Problem description:
Among the records below, find the lines with the word "JSON" and copy them.

:: Extracted records ::

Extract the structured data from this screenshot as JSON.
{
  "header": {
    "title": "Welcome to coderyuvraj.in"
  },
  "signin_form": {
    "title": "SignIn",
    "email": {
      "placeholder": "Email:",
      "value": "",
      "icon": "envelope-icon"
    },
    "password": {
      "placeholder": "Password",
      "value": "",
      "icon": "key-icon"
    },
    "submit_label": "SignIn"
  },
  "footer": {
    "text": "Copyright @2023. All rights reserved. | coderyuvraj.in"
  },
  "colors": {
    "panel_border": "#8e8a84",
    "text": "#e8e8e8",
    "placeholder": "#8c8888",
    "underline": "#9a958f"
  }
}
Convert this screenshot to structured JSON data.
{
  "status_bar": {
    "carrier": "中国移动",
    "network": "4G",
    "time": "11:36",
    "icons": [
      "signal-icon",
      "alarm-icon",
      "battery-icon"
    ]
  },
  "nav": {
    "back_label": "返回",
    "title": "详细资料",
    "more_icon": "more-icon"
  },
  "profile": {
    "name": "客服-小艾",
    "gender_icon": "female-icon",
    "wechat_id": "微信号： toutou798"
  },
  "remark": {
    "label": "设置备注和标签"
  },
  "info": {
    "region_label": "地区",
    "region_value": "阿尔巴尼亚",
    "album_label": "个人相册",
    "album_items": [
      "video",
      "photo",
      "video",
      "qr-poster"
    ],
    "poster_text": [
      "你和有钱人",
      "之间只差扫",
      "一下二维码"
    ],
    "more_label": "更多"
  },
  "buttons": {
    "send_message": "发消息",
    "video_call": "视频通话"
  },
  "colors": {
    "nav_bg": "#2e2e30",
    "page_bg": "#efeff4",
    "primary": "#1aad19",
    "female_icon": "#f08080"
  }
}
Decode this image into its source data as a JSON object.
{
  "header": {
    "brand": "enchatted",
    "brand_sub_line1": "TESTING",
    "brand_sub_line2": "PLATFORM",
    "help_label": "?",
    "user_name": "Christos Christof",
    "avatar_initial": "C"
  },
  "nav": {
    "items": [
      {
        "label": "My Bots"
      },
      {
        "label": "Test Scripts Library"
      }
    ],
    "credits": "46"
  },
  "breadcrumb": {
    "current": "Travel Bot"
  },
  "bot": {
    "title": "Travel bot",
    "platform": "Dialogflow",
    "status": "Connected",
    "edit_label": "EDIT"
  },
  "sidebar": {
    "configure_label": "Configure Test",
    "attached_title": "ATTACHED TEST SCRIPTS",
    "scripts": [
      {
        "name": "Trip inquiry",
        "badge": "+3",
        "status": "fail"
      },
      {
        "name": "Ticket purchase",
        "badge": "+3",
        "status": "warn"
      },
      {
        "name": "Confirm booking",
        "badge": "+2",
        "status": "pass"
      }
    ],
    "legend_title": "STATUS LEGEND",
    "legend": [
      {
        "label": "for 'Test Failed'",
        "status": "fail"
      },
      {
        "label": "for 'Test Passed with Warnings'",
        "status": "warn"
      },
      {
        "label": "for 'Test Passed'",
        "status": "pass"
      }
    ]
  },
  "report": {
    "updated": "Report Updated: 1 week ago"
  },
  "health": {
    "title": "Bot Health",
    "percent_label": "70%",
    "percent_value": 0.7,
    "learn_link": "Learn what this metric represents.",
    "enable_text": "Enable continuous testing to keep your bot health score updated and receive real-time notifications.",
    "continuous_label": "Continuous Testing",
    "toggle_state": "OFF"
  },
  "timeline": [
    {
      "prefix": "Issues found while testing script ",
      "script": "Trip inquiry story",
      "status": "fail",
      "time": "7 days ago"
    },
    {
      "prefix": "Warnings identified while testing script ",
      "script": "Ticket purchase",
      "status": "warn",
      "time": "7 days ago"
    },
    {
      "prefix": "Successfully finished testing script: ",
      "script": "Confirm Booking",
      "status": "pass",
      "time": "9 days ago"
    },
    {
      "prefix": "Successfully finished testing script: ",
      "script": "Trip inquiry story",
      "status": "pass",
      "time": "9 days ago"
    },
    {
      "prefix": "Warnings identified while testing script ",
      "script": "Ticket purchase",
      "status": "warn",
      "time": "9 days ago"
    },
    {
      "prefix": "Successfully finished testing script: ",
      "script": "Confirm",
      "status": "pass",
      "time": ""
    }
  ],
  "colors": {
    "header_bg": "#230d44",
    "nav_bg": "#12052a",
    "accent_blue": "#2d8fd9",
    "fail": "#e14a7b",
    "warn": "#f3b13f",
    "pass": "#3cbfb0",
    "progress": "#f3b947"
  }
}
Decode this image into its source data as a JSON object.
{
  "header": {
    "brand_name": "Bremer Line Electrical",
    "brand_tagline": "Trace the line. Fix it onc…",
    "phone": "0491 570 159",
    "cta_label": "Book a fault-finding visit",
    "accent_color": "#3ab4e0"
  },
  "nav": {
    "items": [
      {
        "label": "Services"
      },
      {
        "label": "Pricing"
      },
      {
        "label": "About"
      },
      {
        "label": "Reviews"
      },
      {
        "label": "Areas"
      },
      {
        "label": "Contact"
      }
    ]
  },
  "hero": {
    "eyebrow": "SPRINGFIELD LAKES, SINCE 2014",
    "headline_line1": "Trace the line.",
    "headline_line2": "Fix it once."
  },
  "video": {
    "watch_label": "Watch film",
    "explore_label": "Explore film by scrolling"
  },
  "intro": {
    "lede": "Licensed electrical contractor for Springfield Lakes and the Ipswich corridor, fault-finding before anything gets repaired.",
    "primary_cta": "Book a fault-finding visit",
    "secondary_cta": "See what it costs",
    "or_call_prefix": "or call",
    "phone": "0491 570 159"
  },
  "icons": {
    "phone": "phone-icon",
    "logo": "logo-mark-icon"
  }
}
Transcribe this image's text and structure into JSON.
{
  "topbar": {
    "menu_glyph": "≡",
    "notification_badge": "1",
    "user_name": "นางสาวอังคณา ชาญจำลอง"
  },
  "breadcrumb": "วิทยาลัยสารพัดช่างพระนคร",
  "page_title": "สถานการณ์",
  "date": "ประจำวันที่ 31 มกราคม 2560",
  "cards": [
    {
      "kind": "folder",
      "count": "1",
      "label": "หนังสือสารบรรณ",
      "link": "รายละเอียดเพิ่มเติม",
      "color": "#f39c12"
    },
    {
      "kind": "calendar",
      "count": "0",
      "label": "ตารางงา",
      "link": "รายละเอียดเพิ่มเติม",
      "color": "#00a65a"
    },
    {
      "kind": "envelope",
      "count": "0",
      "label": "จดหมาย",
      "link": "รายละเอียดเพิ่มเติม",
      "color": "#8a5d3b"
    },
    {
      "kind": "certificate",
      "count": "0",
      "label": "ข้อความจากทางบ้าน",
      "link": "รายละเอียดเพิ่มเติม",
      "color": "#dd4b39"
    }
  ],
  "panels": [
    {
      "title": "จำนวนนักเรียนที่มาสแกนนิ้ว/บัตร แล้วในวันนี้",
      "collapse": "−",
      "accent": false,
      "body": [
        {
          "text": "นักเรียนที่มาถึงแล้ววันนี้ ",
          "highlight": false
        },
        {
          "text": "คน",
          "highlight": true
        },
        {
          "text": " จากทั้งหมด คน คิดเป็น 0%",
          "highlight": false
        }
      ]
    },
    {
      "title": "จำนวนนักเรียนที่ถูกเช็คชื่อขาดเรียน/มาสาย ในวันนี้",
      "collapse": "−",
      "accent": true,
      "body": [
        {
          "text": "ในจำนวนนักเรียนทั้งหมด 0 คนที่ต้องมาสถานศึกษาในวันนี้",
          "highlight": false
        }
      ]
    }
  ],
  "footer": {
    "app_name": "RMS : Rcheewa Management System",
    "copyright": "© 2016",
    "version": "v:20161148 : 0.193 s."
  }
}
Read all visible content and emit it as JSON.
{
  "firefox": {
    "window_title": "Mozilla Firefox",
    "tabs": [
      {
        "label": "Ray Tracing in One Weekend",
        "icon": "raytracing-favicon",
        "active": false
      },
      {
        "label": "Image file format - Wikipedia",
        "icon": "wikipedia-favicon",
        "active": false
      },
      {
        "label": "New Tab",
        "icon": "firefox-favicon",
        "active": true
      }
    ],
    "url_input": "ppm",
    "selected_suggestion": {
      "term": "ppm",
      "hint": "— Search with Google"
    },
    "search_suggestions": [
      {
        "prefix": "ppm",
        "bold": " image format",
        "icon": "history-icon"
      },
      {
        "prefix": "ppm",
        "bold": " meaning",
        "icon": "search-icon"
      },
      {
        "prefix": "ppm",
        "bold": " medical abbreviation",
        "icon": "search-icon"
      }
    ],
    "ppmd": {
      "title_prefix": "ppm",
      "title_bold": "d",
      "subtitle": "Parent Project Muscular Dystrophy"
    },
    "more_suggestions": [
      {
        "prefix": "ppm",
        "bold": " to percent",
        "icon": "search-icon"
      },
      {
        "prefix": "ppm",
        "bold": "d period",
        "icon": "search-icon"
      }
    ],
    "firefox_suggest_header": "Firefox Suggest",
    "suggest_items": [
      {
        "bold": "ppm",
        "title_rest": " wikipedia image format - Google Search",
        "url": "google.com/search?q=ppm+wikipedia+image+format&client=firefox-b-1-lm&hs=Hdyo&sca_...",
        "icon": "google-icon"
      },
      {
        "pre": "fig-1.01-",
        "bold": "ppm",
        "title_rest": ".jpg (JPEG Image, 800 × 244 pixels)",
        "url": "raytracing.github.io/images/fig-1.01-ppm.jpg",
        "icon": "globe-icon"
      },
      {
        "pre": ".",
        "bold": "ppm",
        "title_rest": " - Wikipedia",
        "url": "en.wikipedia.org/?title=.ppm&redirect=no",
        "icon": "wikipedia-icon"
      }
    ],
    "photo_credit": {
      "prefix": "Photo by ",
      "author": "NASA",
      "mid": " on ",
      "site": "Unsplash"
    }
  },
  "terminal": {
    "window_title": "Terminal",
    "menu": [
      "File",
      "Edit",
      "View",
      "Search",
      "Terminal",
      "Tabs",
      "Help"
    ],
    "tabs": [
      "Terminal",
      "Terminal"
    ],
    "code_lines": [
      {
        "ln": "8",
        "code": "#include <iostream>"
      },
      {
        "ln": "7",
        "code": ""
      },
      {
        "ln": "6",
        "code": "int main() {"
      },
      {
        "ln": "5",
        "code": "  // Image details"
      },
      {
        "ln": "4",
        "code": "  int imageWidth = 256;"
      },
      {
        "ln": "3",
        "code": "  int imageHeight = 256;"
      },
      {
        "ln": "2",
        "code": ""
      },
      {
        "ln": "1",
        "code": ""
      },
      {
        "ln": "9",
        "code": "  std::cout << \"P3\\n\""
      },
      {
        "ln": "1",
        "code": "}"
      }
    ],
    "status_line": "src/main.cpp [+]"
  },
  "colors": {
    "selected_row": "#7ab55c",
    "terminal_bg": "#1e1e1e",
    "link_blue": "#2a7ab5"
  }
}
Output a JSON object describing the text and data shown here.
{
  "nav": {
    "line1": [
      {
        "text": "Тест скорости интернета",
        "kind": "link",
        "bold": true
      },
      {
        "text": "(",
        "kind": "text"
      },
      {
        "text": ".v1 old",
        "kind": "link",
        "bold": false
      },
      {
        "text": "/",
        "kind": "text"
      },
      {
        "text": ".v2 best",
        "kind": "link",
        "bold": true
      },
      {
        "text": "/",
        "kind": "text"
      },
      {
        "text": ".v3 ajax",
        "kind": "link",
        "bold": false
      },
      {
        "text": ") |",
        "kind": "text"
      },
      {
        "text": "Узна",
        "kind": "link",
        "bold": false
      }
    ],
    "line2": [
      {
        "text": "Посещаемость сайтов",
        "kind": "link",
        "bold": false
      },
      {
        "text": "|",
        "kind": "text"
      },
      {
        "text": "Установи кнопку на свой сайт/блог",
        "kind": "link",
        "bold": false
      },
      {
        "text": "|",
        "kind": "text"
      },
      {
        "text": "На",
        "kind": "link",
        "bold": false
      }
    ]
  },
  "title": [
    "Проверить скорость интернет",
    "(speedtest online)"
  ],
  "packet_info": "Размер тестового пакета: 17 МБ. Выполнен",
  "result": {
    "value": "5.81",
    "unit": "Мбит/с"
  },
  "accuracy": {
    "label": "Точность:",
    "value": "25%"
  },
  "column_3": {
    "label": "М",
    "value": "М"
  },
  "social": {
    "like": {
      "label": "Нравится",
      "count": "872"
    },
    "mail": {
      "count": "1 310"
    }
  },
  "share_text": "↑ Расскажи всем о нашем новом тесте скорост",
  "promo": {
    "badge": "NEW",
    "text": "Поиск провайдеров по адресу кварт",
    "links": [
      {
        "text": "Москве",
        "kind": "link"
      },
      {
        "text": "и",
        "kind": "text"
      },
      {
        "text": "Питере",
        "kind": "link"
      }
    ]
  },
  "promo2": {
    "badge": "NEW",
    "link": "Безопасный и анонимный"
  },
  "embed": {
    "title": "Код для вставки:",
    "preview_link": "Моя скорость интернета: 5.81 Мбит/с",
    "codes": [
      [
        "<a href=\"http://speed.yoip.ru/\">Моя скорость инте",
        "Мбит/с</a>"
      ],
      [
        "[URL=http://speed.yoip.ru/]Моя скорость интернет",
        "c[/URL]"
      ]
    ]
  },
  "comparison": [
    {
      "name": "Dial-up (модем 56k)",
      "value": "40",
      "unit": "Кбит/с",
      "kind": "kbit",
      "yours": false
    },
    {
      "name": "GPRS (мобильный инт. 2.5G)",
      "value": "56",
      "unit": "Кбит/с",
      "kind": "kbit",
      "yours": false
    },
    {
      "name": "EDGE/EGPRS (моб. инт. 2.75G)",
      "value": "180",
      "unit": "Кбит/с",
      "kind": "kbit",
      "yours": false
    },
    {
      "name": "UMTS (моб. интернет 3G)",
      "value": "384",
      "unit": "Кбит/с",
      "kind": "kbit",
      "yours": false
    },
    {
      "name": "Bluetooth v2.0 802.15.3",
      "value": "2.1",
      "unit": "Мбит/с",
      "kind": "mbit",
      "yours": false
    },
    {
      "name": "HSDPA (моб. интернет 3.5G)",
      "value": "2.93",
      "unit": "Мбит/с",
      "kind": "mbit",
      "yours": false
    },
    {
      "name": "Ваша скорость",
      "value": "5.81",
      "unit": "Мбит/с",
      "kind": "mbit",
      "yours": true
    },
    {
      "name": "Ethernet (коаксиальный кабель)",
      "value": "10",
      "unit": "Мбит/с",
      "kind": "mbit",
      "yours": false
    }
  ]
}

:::

Answer box:
Extract the structured data from this screenshot as JSON.
Convert this screenshot to structured JSON data.
Decode this image into its source data as a JSON object.
Decode this image into its source data as a JSON object.
Transcribe this image's text and structure into JSON.
Read all visible content and emit it as JSON.
Output a JSON object describing the text and data shown here.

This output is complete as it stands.